See Also: PerformanceCounter Members
The System.Diagnostics.PerformanceCounter component can be used for both reading existing predefined or custom counters and publishing (writing) performance data to custom counters.
In versions 1.0 and 1.1 of the .NET Framework, this class requires immediate callers to be fully trusted. Starting with the .NET Framework version 2.0, this class requires System.Diagnostics.PerformanceCounterPermission for specific actions. It is strongly recommended that System.Diagnostics.PerformanceCounterPermission not be granted to semi-trusted code. The ability to read and write performance counters allows code to perform actions such as enumerating executing processes and obtaining information about them.
Passing a System.Diagnostics.PerformanceCounter object to less-trusted code can create a security issue. Never pass performance counter objects, such as a System.Diagnostics.PerformanceCounterCategory or System.Diagnostics.PerformanceCounter, to less trusted code.
The predefined counters are too numerous to mention. You can get a list of the available pre-existing counters from the Windows Performance Monitor's tp://go.microsoft.com/fwlink/p/?LinkId=257854. To learn about the .NET Framework performance counters, see Performance Counters in the .NET Framework.
To read from a performance counter, create an instance of the System.Diagnostics.PerformanceCounter class, set the PerformanceCounter.CategoryName, PerformanceCounter.CounterName, and, optionally, the PerformanceCounter.InstanceName or PerformanceCounter.MachineName properties, and then call the PerformanceCounter.NextValue method to take a performance counter reading.
To publish performance counter data, create one or more custom counters using the PerformanceCounterCategory.Create(string, string, CounterCreationDataCollection) method, create an instance of the System.Diagnostics.PerformanceCounter class, set the PerformanceCounter.CategoryName, PerformanceCounter.CounterName and, optionally, PerformanceCounter.InstanceName or PerformanceCounter.MachineName properties, and then call the PerformanceCounter.IncrementBy(long), PerformanceCounter.Increment, or PerformanceCounter.Decrement methods, or set the PerformanceCounter.RawValue property to change the value of your custom counter.
The PerformanceCounter.Increment, PerformanceCounter.IncrementBy(long), and PerformanceCounter.Decrement methods use interlocks to update the counter value. This helps keep the counter value accurate in multithreaded or multiprocess scenarios, but also results in a performance penalty. If you do not need the accuracy that interlocked operations provide, you can update the PerformanceCounter.RawValue property directly for up to a 5 times performance improvement. However, in multithreaded scenarios, some updates to the counter value might be ignored, resulting in inaccurate data.
The counter is the mechanism by which performance data is collected. The registry stores the names of all the counters, each of which is related to a specific area of system functionality. Examples include a processor's busy time, memory usage, or the number of bytes received over a network connection.

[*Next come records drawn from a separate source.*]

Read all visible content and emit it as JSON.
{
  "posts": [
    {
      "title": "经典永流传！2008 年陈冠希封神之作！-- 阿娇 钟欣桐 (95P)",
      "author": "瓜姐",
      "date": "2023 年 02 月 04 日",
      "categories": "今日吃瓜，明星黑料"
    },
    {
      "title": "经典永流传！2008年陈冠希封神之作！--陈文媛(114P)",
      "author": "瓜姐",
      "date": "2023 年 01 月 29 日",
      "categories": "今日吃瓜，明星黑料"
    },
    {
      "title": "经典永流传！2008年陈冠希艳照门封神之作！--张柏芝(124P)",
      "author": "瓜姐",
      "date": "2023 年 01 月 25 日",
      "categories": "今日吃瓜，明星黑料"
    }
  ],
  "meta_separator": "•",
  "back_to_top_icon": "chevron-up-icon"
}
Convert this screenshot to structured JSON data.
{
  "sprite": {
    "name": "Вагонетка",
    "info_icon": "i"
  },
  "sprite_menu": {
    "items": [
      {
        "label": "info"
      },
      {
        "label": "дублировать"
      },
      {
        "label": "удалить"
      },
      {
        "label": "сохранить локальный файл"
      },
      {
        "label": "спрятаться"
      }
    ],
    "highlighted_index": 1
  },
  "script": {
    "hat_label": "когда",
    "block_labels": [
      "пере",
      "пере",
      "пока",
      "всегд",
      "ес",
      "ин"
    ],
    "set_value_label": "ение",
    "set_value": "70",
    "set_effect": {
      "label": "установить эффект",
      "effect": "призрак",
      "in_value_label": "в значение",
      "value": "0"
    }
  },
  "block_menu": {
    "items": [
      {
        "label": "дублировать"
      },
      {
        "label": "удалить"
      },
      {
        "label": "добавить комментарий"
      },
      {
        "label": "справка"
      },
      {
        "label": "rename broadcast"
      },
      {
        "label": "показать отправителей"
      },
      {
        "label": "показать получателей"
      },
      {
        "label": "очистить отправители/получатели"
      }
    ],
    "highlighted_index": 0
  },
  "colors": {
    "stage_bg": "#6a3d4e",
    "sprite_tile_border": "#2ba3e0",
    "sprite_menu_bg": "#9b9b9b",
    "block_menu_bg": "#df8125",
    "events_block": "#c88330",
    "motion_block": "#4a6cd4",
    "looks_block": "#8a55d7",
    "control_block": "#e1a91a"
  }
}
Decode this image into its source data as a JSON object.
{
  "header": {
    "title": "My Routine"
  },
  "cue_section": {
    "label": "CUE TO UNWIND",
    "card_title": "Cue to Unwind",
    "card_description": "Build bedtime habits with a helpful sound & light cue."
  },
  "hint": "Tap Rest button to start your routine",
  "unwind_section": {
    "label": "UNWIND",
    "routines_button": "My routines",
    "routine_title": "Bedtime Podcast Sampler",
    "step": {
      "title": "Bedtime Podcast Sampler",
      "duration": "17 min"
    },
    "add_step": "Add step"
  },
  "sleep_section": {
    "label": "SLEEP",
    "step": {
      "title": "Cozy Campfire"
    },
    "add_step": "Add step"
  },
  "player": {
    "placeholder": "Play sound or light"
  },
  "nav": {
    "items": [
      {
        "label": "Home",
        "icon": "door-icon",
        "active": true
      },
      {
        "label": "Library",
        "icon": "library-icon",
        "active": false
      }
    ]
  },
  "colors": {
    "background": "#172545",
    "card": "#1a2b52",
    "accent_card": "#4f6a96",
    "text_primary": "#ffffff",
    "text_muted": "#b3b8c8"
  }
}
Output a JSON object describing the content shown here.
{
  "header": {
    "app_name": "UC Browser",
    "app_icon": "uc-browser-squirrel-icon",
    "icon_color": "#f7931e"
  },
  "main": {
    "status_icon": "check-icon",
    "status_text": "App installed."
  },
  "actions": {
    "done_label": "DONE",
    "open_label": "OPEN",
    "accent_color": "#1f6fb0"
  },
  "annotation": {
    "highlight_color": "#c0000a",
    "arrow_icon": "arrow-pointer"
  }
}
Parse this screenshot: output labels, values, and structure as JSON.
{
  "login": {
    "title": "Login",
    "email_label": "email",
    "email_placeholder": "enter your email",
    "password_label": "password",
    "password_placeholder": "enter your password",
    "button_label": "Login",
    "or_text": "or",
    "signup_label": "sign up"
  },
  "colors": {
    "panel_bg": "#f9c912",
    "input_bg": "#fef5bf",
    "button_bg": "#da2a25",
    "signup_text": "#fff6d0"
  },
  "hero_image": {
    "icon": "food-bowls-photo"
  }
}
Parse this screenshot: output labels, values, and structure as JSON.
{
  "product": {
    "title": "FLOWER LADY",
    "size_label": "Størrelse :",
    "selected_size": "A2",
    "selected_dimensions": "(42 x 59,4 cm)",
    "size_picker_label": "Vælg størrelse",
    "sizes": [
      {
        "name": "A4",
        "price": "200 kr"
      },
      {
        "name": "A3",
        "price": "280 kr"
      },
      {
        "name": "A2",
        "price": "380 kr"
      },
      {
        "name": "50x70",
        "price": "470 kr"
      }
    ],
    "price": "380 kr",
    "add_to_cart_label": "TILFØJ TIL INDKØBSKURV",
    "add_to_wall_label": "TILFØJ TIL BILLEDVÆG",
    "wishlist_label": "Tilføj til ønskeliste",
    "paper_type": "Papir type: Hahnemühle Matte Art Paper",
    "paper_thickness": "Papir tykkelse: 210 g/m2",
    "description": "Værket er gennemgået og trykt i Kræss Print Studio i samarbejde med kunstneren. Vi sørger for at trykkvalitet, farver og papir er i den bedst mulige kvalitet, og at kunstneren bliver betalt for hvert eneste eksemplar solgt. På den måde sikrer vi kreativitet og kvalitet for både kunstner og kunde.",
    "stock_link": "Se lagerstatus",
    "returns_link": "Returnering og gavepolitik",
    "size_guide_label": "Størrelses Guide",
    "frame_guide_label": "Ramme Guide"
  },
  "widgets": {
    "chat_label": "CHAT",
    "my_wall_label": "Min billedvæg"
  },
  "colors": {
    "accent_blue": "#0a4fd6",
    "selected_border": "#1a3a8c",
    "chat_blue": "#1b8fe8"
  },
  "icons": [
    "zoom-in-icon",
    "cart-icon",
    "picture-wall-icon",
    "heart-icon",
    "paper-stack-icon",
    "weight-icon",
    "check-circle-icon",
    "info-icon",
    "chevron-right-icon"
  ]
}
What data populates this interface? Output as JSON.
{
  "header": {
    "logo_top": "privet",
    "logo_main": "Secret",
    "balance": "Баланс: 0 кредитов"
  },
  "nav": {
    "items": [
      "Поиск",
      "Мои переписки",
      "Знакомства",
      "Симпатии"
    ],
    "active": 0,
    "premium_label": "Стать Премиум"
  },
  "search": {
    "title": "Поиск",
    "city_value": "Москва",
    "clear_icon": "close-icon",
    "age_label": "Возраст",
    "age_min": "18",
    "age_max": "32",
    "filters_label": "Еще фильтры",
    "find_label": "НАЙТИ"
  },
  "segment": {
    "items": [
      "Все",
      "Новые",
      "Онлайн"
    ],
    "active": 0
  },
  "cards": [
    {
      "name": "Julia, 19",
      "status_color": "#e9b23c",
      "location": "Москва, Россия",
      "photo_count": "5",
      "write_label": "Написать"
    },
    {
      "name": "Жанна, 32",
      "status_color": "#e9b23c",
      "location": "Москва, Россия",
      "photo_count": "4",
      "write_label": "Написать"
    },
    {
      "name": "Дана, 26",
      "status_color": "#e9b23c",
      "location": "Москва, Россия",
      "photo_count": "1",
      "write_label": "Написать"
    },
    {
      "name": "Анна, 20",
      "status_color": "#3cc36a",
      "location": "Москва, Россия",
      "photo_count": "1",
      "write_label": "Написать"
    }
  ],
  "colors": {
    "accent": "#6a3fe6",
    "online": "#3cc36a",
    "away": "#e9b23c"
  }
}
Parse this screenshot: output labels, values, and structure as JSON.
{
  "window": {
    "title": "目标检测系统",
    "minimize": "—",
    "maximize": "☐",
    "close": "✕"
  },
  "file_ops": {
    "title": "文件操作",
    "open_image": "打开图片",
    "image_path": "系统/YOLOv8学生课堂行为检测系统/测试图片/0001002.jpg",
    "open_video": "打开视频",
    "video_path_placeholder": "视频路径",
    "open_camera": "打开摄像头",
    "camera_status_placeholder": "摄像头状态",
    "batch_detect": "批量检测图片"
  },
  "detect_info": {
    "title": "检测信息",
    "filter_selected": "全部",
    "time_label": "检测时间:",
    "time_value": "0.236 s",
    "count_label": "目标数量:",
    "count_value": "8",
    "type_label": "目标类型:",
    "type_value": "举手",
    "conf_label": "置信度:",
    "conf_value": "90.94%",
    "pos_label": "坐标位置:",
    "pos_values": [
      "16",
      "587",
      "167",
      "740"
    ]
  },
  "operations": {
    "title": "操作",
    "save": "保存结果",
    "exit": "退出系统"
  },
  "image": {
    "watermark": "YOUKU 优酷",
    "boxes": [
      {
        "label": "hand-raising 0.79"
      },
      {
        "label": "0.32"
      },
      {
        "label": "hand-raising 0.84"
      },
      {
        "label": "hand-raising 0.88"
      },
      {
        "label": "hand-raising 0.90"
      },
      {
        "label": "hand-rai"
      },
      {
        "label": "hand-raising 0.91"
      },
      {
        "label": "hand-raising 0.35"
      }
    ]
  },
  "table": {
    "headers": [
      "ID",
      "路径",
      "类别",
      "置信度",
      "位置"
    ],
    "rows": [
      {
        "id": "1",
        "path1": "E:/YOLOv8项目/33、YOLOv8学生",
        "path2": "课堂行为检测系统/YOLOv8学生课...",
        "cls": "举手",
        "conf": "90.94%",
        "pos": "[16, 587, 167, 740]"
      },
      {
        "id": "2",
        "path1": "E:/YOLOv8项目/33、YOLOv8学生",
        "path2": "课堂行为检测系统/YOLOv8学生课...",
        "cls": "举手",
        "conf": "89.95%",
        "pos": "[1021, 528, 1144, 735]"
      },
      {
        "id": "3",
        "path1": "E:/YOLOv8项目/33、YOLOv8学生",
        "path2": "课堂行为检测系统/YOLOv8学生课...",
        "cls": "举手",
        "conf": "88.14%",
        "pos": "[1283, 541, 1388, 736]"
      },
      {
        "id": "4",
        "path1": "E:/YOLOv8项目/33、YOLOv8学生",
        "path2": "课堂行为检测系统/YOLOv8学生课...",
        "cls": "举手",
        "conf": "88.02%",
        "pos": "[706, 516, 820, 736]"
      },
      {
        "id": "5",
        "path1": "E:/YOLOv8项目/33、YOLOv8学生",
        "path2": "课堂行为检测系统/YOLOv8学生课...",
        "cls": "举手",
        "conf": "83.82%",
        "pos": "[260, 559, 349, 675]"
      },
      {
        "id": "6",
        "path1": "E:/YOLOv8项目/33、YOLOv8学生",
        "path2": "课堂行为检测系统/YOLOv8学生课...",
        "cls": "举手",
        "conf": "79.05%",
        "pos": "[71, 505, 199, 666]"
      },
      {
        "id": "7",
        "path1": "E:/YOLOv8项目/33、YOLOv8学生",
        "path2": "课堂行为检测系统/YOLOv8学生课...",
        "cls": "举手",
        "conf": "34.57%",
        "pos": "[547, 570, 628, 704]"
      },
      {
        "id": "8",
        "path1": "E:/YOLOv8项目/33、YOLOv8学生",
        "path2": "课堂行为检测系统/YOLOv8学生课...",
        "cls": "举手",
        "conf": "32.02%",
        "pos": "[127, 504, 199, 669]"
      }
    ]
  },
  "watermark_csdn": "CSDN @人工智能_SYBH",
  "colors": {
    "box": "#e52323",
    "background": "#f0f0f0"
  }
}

Each counter is uniquely identified through its name and its location. In the same way that a file path includes a drive, a directory, one or more subdirectories, and a file name, counter information consists of four elements: the computer, the category, the category instance, and the counter name.
The counter information must include the category, or performance object, that the counter measures data for. A computer's categories include physical components, such as processors, disks, and memory. There are also system categories, such as processes and threads. Each category is related to a functional element within the computer and has a set of standard counters assigned to it. These objects are listed in the Performance object drop-down list of the Add Counters dialog box within the Windows 2000 System Monitor, and you must include them in the counter path. Performance data is grouped by the category to which is it related.
In certain cases, several copies of the same category can exist. For example, several processes and threads run simultaneously, and some computers contain more than one processor. The category copies are called category instances, and each instance has a set of standard counters assigned to it. If a category can have more than one instance, an instance specification must be included in the counter information.
To obtain performance data for counters that required an initial or previous value for performing the necessary calculation, call the PerformanceCounter.NextValue method twice and use the information returned as your application requires.
Performance counter categories installed with the dnprdnlong use separate shared memory, with each performance counter category having its own memory. You can specify the size of separate shared memory by creating a DWORD named FileMappingSize in the registry key HKEY_LOCAL_MACHINE\SYSTEM\CurrentControlSet\Services\<category name>\Performance. The FileMappingSize value is set to the shared memory size of the category. The default size is 131072 decimal. If the FileMappingSize value is not present, the fileMappingSize attribute value for the performanceCounters element specified in the Machine.config file is used, causing additional overhead for configuration file processing. You can realize a performance improvement for application startup by setting the file mapping size in the registry. For more information about the file mapping size, see <performanceCounters> Element.